My love that is favourite poem checks out like a love poem at all. In Seamus Heaney’s “Scaffolding,” the belated poet that is irish the wedding he shares together with spouse Marie not to ever a rose or perhaps a springtime or birdsong but towards the scaffolding that masons erect when starting construction on a building.
Masons, Heaney writes, “Are careful to check out of the scaffolding; / Make certain that planks won’t slide at busy points, / Secure all ladders, tighten bolted joints;” — work that is maybe maybe not allocated to the edifice it self but supports the more strive to come. Their care just takes care of “when the job’s done,” when “all this comes down” to show “walls of certain and solid rock.” Such, he suggests, is love: if you add when you look at the perseverance, fan and beloved can “let the scaffolds fall / Confident that people have actually built our wall surface.”

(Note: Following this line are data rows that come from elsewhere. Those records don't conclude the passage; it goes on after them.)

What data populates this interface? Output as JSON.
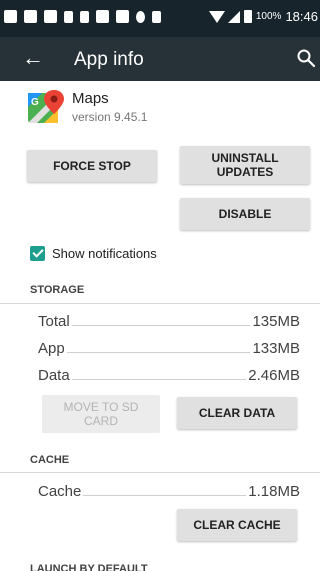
{
  "status_bar": {
    "battery_pct": "100%",
    "time": "18:46"
  },
  "app_bar": {
    "title": "App info"
  },
  "app": {
    "name": "Maps",
    "version": "version 9.45.1"
  },
  "buttons": {
    "force_stop": "FORCE STOP",
    "uninstall_updates": "UNINSTALL UPDATES",
    "disable": "DISABLE",
    "move_to_sd": "MOVE TO SD CARD",
    "clear_data": "CLEAR DATA",
    "clear_cache": "CLEAR CACHE"
  },
  "notifications": {
    "label": "Show notifications",
    "checked": true
  },
  "storage": {
    "header": "STORAGE",
    "rows": [
      {
        "label": "Total",
        "value": "135MB"
      },
      {
        "label": "App",
        "value": "133MB"
      },
      {
        "label": "Data",
        "value": "2.46MB"
      }
    ]
  },
  "cache": {
    "header": "CACHE",
    "rows": [
      {
        "label": "Cache",
        "value": "1.18MB"
      }
    ]
  },
  "launch": {
    "header": "LAUNCH BY DEFAULT"
  },
  "colors": {
    "status_bar": "#17242b",
    "app_bar": "#263238",
    "accent": "#1d9e8f"
  }
}
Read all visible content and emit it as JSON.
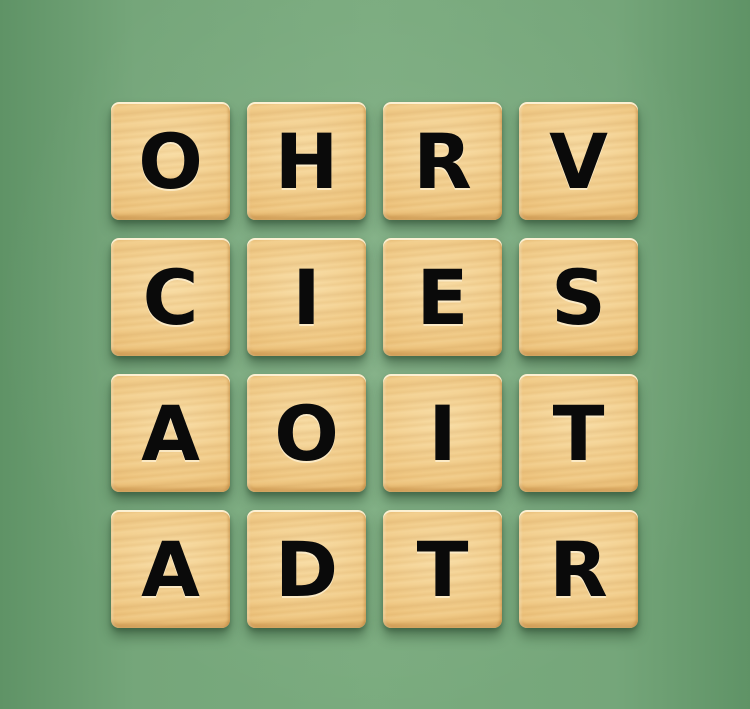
{
  "board": {
    "rows": [
      [
        "O",
        "H",
        "R",
        "V"
      ],
      [
        "C",
        "I",
        "E",
        "S"
      ],
      [
        "A",
        "O",
        "I",
        "T"
      ],
      [
        "A",
        "D",
        "T",
        "R"
      ]
    ]
  },
  "colors": {
    "background": "#78a97c",
    "tile": "#f0c985",
    "letter": "#0a0a0a"
  }
}
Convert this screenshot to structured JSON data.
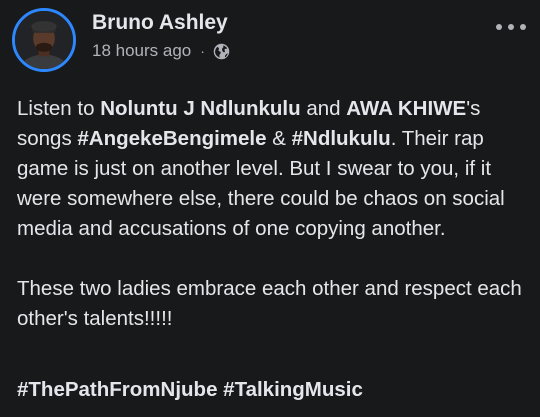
{
  "post": {
    "author": "Bruno Ashley",
    "timestamp": "18 hours ago",
    "separator": "·",
    "audience_icon": "globe-icon",
    "more_icon": "more-horizontal-icon",
    "body": {
      "p1": {
        "t1": "Listen to ",
        "name1": "Noluntu J Ndlunkulu",
        "t2": " and ",
        "name2": "AWA KHIWE",
        "t3": "'s songs ",
        "tag1": "#AngekeBengimele",
        "t4": " & ",
        "tag2": "#Ndlukulu",
        "t5": ". Their rap game is just on another level. But I swear to you, if it were somewhere else, there could be chaos on social media and accusations of one copying another."
      },
      "p2": "These two ladies embrace each other and respect each other's talents!!!!!"
    },
    "hashtags": [
      "#ThePathFromNjube",
      "#TalkingMusic"
    ]
  },
  "colors": {
    "background": "#18191a",
    "text_primary": "#e4e6eb",
    "text_secondary": "#b0b3b8",
    "avatar_ring": "#2d88ff"
  }
}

I like much relating to this poem — its solidness, its succinctness, its easy, workmanlike quality. The majority of all though, i really like just how utterly unromantic it really is. In five sharp couplets, Heaney reminds us that love — and wedding specially — is mysticism that is n’t. Continue reading ‘Finding a spouse – Deep and significant intimate attachment may be the item, maybe perhaps not the catalyst, of the relationship.’ »